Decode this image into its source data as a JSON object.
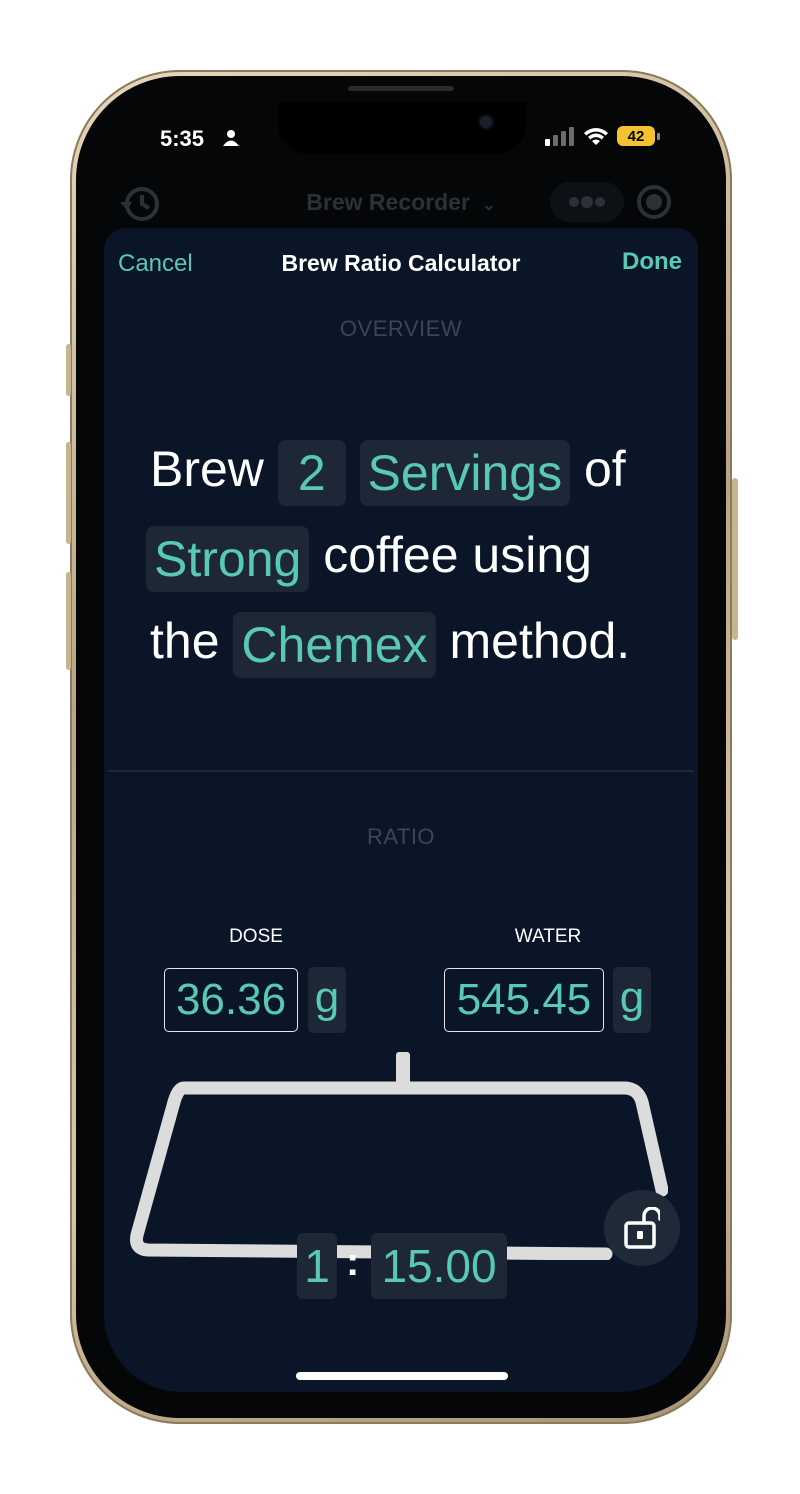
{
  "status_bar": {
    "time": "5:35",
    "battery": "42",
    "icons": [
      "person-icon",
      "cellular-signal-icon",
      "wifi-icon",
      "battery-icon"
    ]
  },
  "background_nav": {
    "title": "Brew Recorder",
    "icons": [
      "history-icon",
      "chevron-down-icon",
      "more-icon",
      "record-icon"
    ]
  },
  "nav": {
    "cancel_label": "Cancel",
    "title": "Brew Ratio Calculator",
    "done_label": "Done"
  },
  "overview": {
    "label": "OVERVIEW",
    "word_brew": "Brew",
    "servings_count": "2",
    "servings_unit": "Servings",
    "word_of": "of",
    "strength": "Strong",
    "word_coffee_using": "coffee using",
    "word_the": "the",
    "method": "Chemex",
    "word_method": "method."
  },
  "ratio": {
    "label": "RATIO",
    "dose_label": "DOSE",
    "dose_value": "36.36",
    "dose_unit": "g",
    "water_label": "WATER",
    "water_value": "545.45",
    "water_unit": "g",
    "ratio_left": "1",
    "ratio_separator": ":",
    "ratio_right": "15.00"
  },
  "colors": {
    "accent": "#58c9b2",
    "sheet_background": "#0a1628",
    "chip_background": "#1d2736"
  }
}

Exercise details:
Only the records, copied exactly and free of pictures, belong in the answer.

Exercise response:
Decode this image into its source data as a JSON object.
{
  "status_bar": {
    "time": "5:35",
    "battery": "42",
    "icons": [
      "person-icon",
      "cellular-signal-icon",
      "wifi-icon",
      "battery-icon"
    ]
  },
  "background_nav": {
    "title": "Brew Recorder",
    "icons": [
      "history-icon",
      "chevron-down-icon",
      "more-icon",
      "record-icon"
    ]
  },
  "nav": {
    "cancel_label": "Cancel",
    "title": "Brew Ratio Calculator",
    "done_label": "Done"
  },
  "overview": {
    "label": "OVERVIEW",
    "word_brew": "Brew",
    "servings_count": "2",
    "servings_unit": "Servings",
    "word_of": "of",
    "strength": "Strong",
    "word_coffee_using": "coffee using",
    "word_the": "the",
    "method": "Chemex",
    "word_method": "method."
  },
  "ratio": {
    "label": "RATIO",
    "dose_label": "DOSE",
    "dose_value": "36.36",
    "dose_unit": "g",
    "water_label": "WATER",
    "water_value": "545.45",
    "water_unit": "g",
    "ratio_left": "1",
    "ratio_separator": ":",
    "ratio_right": "15.00"
  },
  "colors": {
    "accent": "#58c9b2",
    "sheet_background": "#0a1628",
    "chip_background": "#1d2736"
  }
}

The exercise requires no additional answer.